The plan stated in a motion for preliminary approval:
Lead plaintiff believes that the claims asserted in the litigation have merit and that the evidence developed to date supports the claims. However, lead plaintiff and its counsel recognize and acknowledge the expense and length of continued proceedings necessary to prosecute the litigation against defendants through trial and through appeals.
Judge Alsup has scheduled a settlement hearing for final approval on April 17, 2018, and appointed Gilardi & Co. LLC as the claims administrator for the class. The judge wrote:
The court approves, as to form and content, the notice of proposed settlement of class action … the proof of claim and release form … and the summary notice.
Plumbers and Pipefitters National Pension Fund, the lead Plaintiff, said that a settlement would help the parties avoid a long fight over the veracity of the investors’ claims. The shareholders alleged that the semiconductor company inflated its revenue figures by “cannibalizing” expected future sales and making them look like current sales, an argument the investors said was bolstered by recently proffered internal documents from Marvell’s forensic accountant, KPMG LLP.
The suit, filed in September 2015, claimed that Marvell borrowed from future sales to inflate its quarterly revenue numbers in U.S. Securities and Exchange Commission (SEC) filings, and that those “pull-in transactions” were the result of a numbers-obsessed culture at the company. The suit was filed soon after the company reported a loss of $382.4 million for its fiscal second quarter, a period analysts had predicted would end in a $11.9 million profit. When the news became public, Marvell stock took a 16 percent hit of $1.71 per share.

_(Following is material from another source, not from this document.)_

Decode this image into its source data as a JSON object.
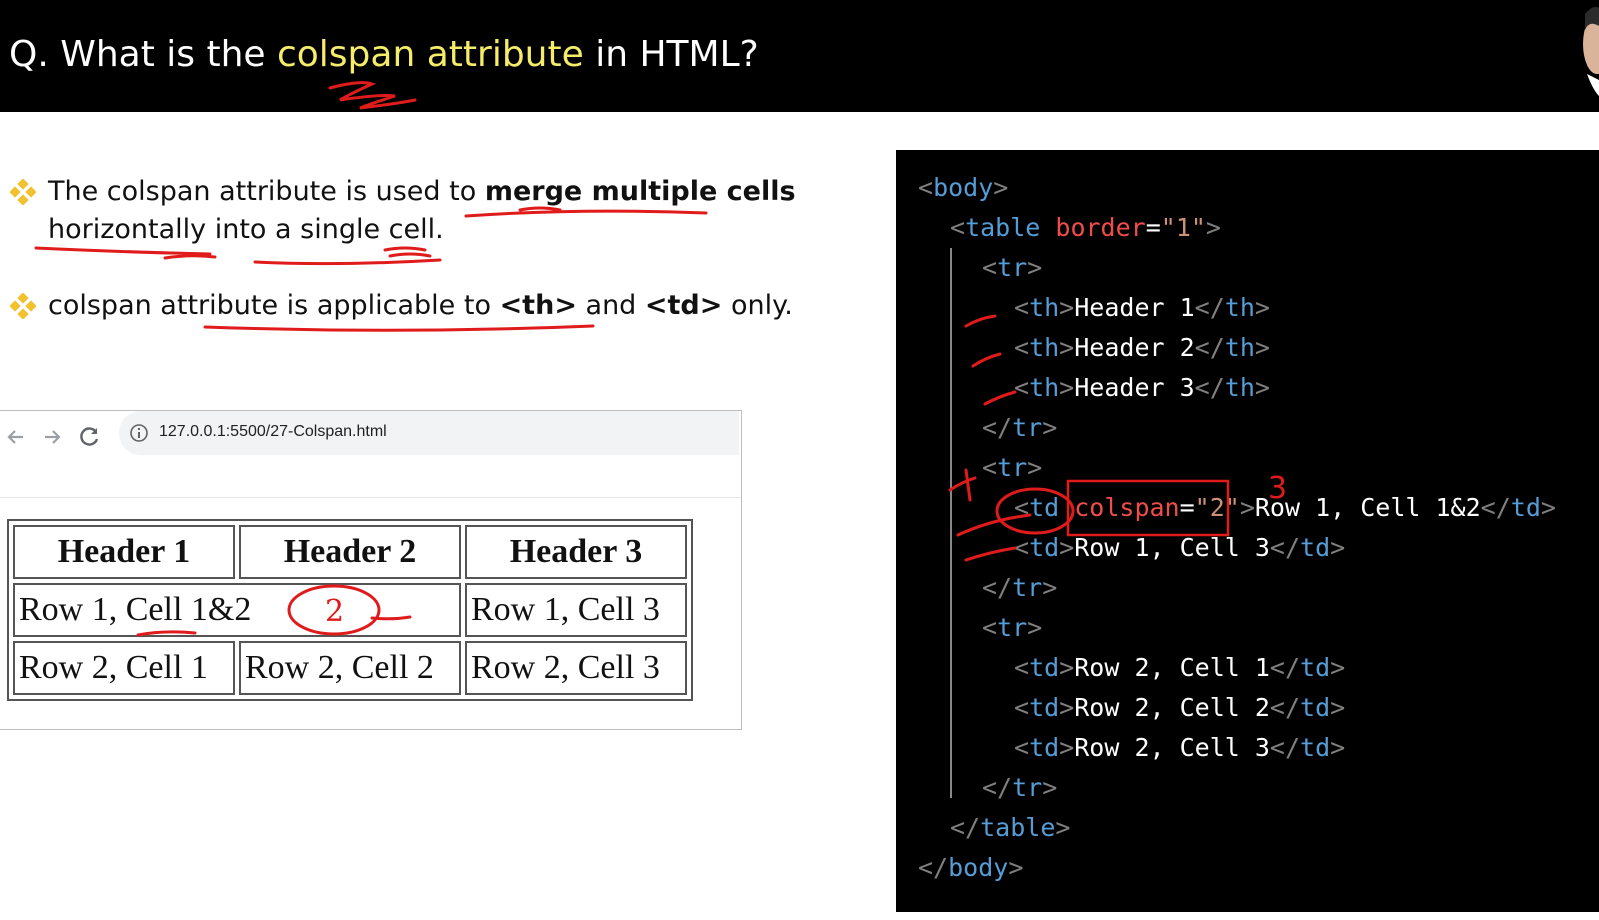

PricewaterhouseCoopers LLP, Marvell’s longtime auditor, resigned in 2015, spurring chatter about whether its management knew of its securities violations, according to the shareholders. In September, the shareholders won a bid to see some work papers from the company’s forensic accountant, court records show. In October, Judge Alsup heard arguments on why the claims should be heard as a class, and then certified a narrower than requested group, limiting the class to investors who had bought in from February 2015 to December of that year.
The shareholders are represented by Ellen Gusikoff Stewart, Jonah H. Goldstein, Scott H. Saham, Matthew I. Alpert, Carissa J. Dolan, Shawn A. Williams and Jason C. Davis of Robbins Geller Rudman & Dowd LLP; and Louis P. Malone of O’Donoghue & O’Donoghue LLP. The case is Luna et al. v. Marvell Technology Group Ltd. et al., (case number 3:15-cv-05447) in the U.S. District Court for the Northern District of California.